Domestic Violence Against Someone I’m Not Married to?
Many people are under the misconception that the only way to be charged with domestic violence is if you’re actually married to the person. That’s not true. Florida Statute 741.28 details that one can present the charge for domestic violence if he or she is a “family or household member.” Individuals who fall into this category include:
- Spouses (married or unmarried)
- Former spouses
- Individuals related by blood or marriage
- Individuals with a child together regardless if they’re not living together, were never married, or are divorced
- Persons residing together as a family or had previously done so
This means that being married is not a requirement to being charged with domestic violence. Getting into an altercation with your mother whom you share a residence with qualifies as domestic violence as does fighting with your child’s mother or father.
What are the Chances of Having a Domestic Violence Case Dropped?
Many things go into whether a prosecutor decides to proceed with a case. Usually in a domestic violence case, in order for the state to be able to proceed with a trial and actually prove the allegations against you, they have to have a cooperative victim.
The caveat is that the only witness in the case is often the alleged victim. Something happens at home and the police get called. The officers weren’t present and don’t know what happened before they arrived. Chances are there was probably nobody else at home either. With that said, the two individuals involved are the only ones who can provide an account of what transpired

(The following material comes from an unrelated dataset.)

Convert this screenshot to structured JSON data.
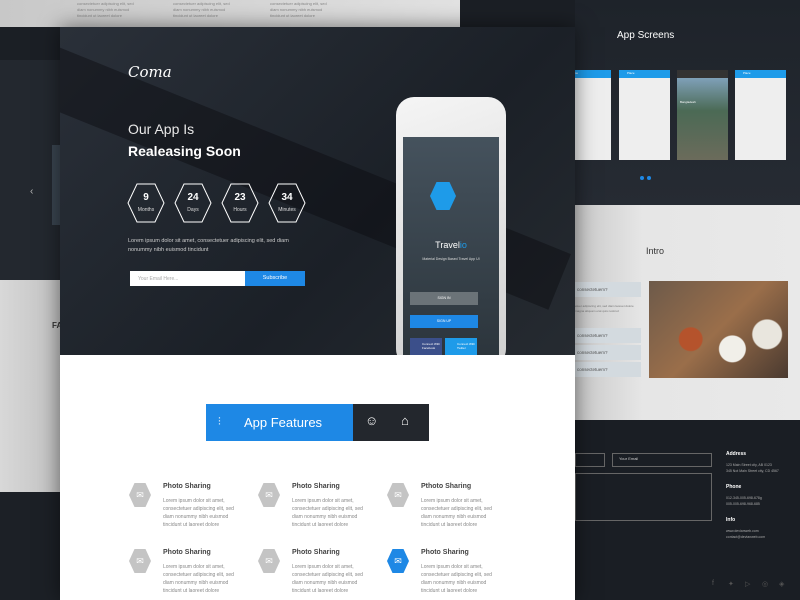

If the prosecutor does not have a victim who’s willing to testify, or he or she is now recanting his or her story, it’ll be tough for the prosecutor to approve the charge. We can never guarantee whether a case will get dropped or not, but domestic violence cases often rely solely on the cooperation of the alleged victim.
Trustworthy Domestic Violence Defense Attorneys in Orlando
Being arrested on charges of domestic violence is no minor occurrence. Depending on the alleged victim’s testimony, accusations, and ability to prove his or her assertions, you may be facing serious criminal charges. The Orlando domestic violence lawyers at The Umansky Law Firm can pursue all avenues of having charges lessened or dropped altogether if possible. Contact us today for a free case evaluation. We are ready and willing to do everything possible to help mitigate your legal issues.